Thousands Of Animals Are Dying In This Massive 'Dead Zone'
It's the size of New Jersey.
In the Gulf of Mexico, there is a "dead zone." It's the largest it's ever been — it's now believed to be over 8,000 square miles, roughly the size of the state of New Jersey — and it just keeps growing.
This is where fish are dying every year because pollution causes toxic algae blooms that are stripping the water of oxygen. Other animals flee the habitat to save their lives. It's even possible to see exactly where the zone starts — the blue water butts up against water a dismal shade of yellow-green, where the uninhabitable expanse begins. And it's all so that people can keep consuming cheap, mass-produced meat.
"The Dead Zone is a disaster for the Gulf, its creatures, and the many Americans who depend on healthy oceans and healthy fisheries," Lucia von Reusner, campaign director for Mighty Earth, told The Dodo.

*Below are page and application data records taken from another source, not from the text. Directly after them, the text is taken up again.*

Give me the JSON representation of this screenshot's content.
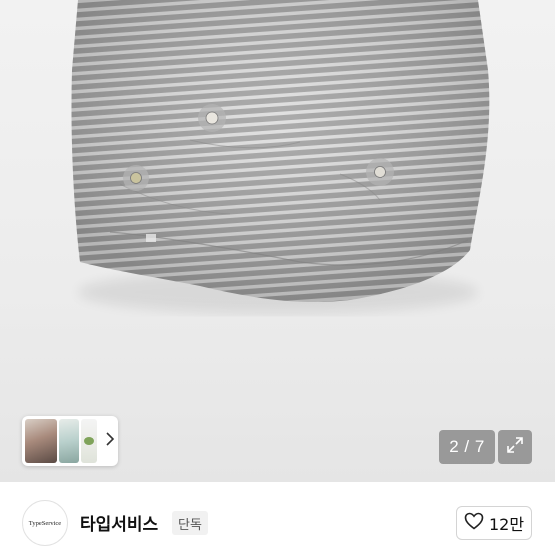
{
  "gallery": {
    "image_alt_icon": "beanie-photo",
    "counter_text": "2 / 7",
    "expand_icon": "expand-icon"
  },
  "thumbnails": {
    "next_icon": "chevron-right-icon"
  },
  "seller": {
    "avatar_text": "TypeService",
    "name": "타입서비스",
    "badge": "단독"
  },
  "like": {
    "icon": "heart-icon",
    "count": "12만"
  },
  "colors": {
    "stripe_dark": "#9a9a9a",
    "stripe_light": "#dcdcdc",
    "photo_bg": "#ececec"
  }
}
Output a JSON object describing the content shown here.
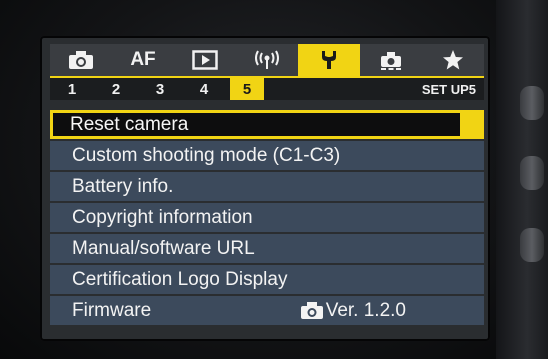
{
  "tabs": [
    {
      "label": "",
      "icon": "camera-icon",
      "active": false
    },
    {
      "label": "AF",
      "icon": "",
      "active": false
    },
    {
      "label": "",
      "icon": "playback-icon",
      "active": false
    },
    {
      "label": "",
      "icon": "wireless-icon",
      "active": false
    },
    {
      "label": "",
      "icon": "wrench-icon",
      "active": true
    },
    {
      "label": "",
      "icon": "custom-settings-icon",
      "active": false
    },
    {
      "label": "",
      "icon": "star-icon",
      "active": false
    }
  ],
  "pages": [
    "1",
    "2",
    "3",
    "4",
    "5"
  ],
  "active_page": "5",
  "page_group": "SET UP5",
  "menu": {
    "items": [
      {
        "label": "Reset camera",
        "selected": true
      },
      {
        "label": "Custom shooting mode (C1-C3)"
      },
      {
        "label": "Battery info."
      },
      {
        "label": "Copyright information"
      },
      {
        "label": "Manual/software URL"
      },
      {
        "label": "Certification Logo Display"
      },
      {
        "label": "Firmware",
        "value": "Ver. 1.2.0",
        "value_icon": "camera-icon"
      }
    ]
  },
  "colors": {
    "accent": "#f1d414",
    "item_bg": "#3c4a5c",
    "tab_bg": "#3a3d41"
  }
}
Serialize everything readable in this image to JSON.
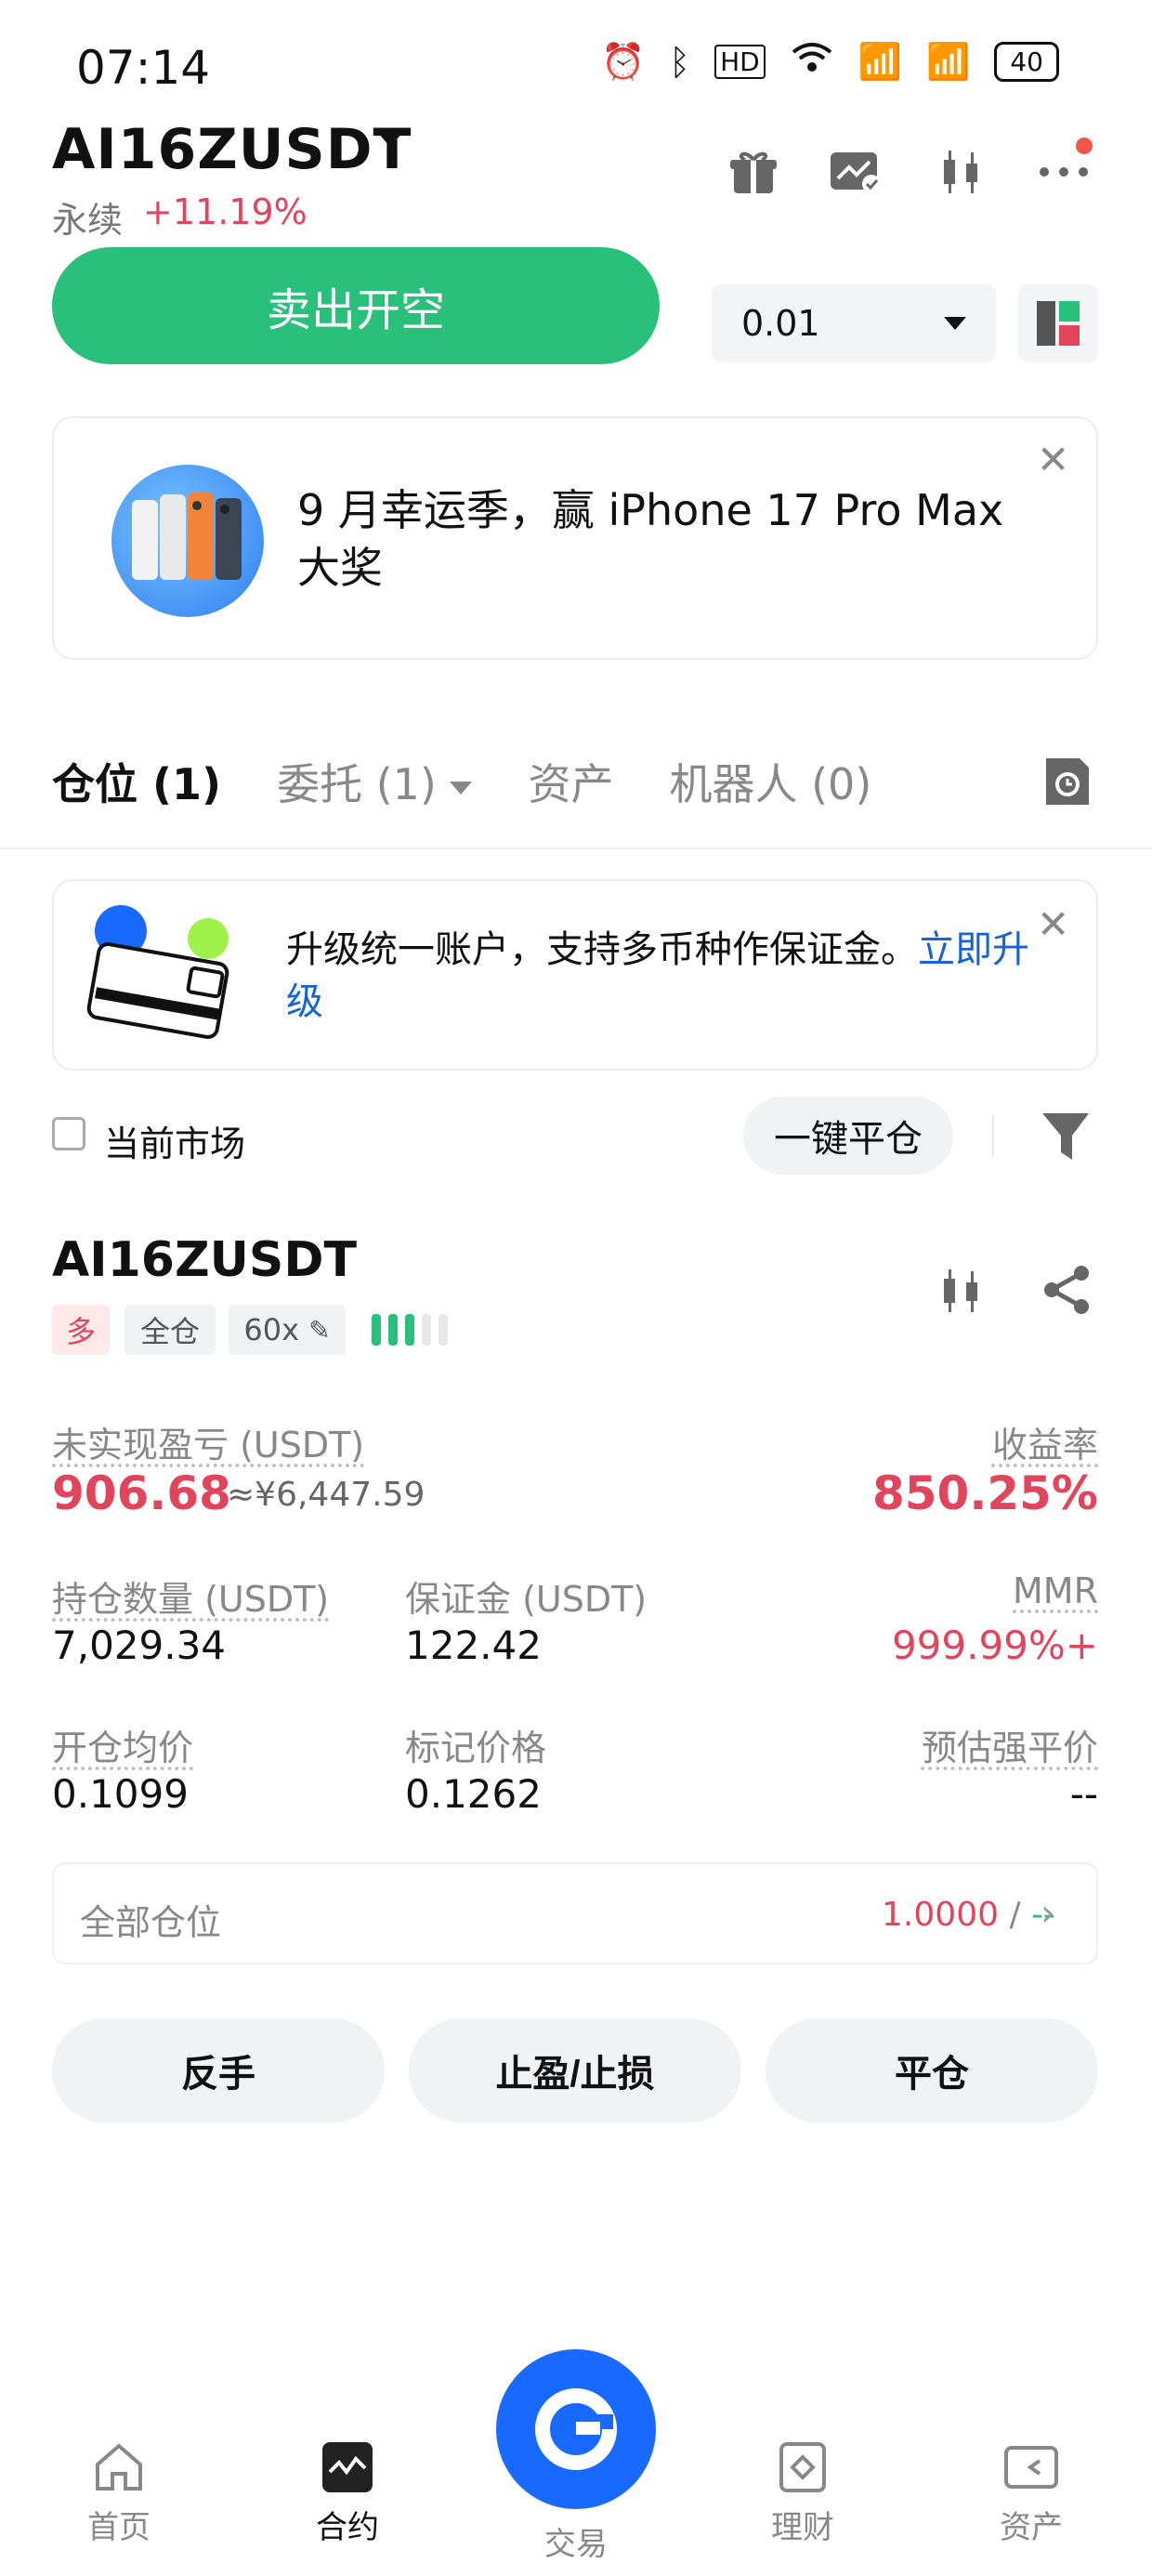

Mighty Earth is the environmental organization that just released a new report finding the root causes of the ever-increasing dead zone.
When excess fertilizer from massive farms that produce livestock feed and manure from factory farming operations washes into waterways all through the Midwest, they contaminate the water, which washes into the Chesapeake Bay, the Great Lakes and the Gulf of Mexico, where the largest dead zone is.
And it isn't just marine life that suffers.
Even drinking water for people who live in those regions becomes contaminated with nitrates. And the U.S. is the largest producer of chicken and beef in the world, and the third largest producer of pork, so the strain isn't expected to let up any time soon.
"As demand for meat grows, America’s last native grassland prairies are being destroyed," the report reads. "While there has been significant research into the vast environmental and public health impacts of the meat industry, there has been little exploration of who exactly is responsible. This investigation attempts to fill that gap by shedding light on the industries and specific companies driving meat’s environmental impact in America."
The investigation — which mapped the vast network of factory farms, grain farms (which produce livestock feed), feed-mixing facilities and feedlots onto maps that show where water is most polluted with nitrates and fertilizers — found that the nation's largest meat company, Tyson Foods, deserves much of the blame. Tyson Foods produces 20 percent of the meat in this country, supplying chains including McDonald's and Walmart.
"It’s a disaster that can be addressed, and eventually fixed, if America’s big meat companies step up to the plate and create change in how animal feed is grown," von Reusner said. "What’s needed now is for Americans to push on these big companies to bring those responsible farming practices to scale as quickly as possible. That will protect our drinking water, the ecosystems that depend on healthy rivers and oceans and the health of millions of people in turn."